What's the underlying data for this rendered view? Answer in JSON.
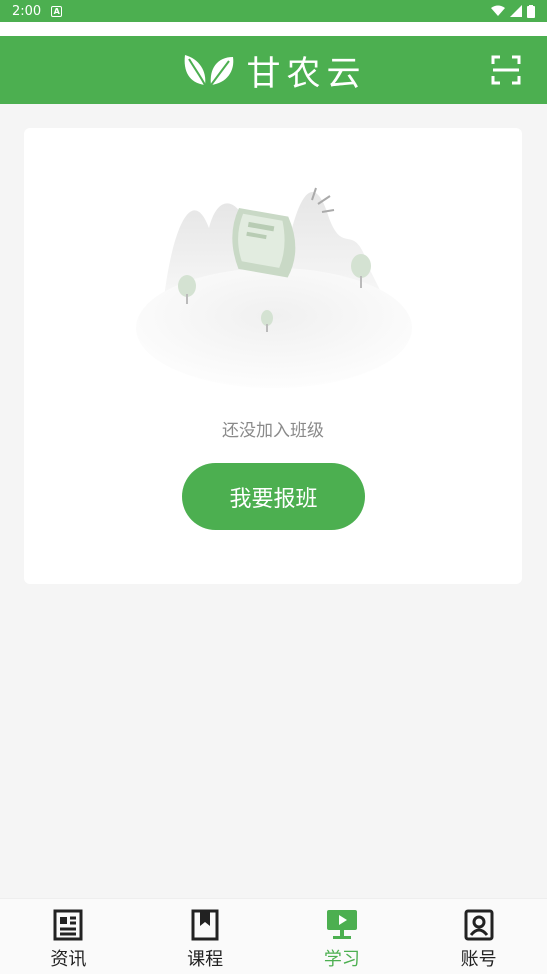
{
  "status_bar": {
    "time": "2:00"
  },
  "header": {
    "title": "甘农云",
    "logo_icon": "leaf-icon",
    "scan_icon": "scan-icon"
  },
  "empty_state": {
    "message": "还没加入班级",
    "button_label": "我要报班"
  },
  "tabs": [
    {
      "label": "资讯",
      "icon": "news-icon",
      "active": false
    },
    {
      "label": "课程",
      "icon": "bookmark-book-icon",
      "active": false
    },
    {
      "label": "学习",
      "icon": "monitor-play-icon",
      "active": true
    },
    {
      "label": "账号",
      "icon": "account-icon",
      "active": false
    }
  ],
  "colors": {
    "primary": "#4caf50",
    "text_muted": "#8a8a8a"
  }
}
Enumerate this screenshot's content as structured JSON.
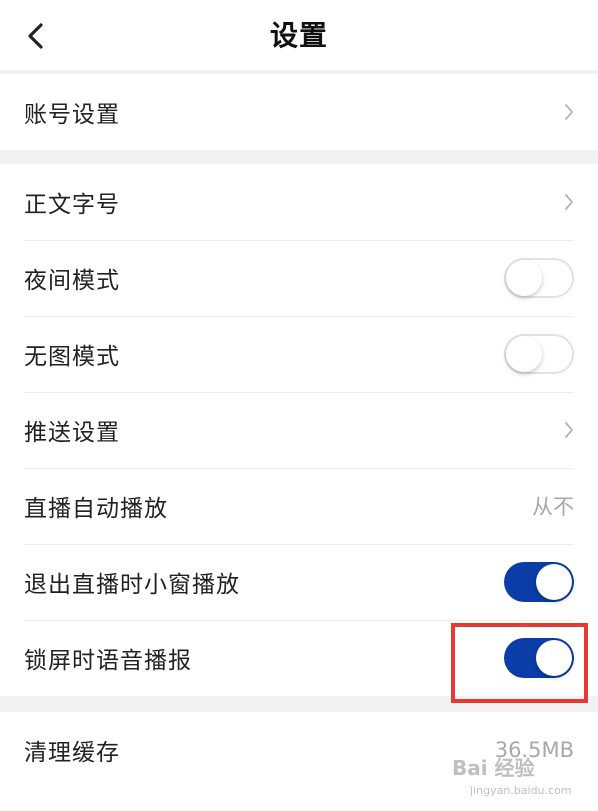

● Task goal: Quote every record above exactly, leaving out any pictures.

● Written answer:
What's the underlying data for this rendered view? Answer in JSON.
{
  "status_bar": {
    "time": "2:00"
  },
  "header": {
    "title": "甘农云",
    "logo_icon": "leaf-icon",
    "scan_icon": "scan-icon"
  },
  "empty_state": {
    "message": "还没加入班级",
    "button_label": "我要报班"
  },
  "tabs": [
    {
      "label": "资讯",
      "icon": "news-icon",
      "active": false
    },
    {
      "label": "课程",
      "icon": "bookmark-book-icon",
      "active": false
    },
    {
      "label": "学习",
      "icon": "monitor-play-icon",
      "active": true
    },
    {
      "label": "账号",
      "icon": "account-icon",
      "active": false
    }
  ],
  "colors": {
    "primary": "#4caf50",
    "text_muted": "#8a8a8a"
  }
}
Enumerate this screenshot's content as structured JSON.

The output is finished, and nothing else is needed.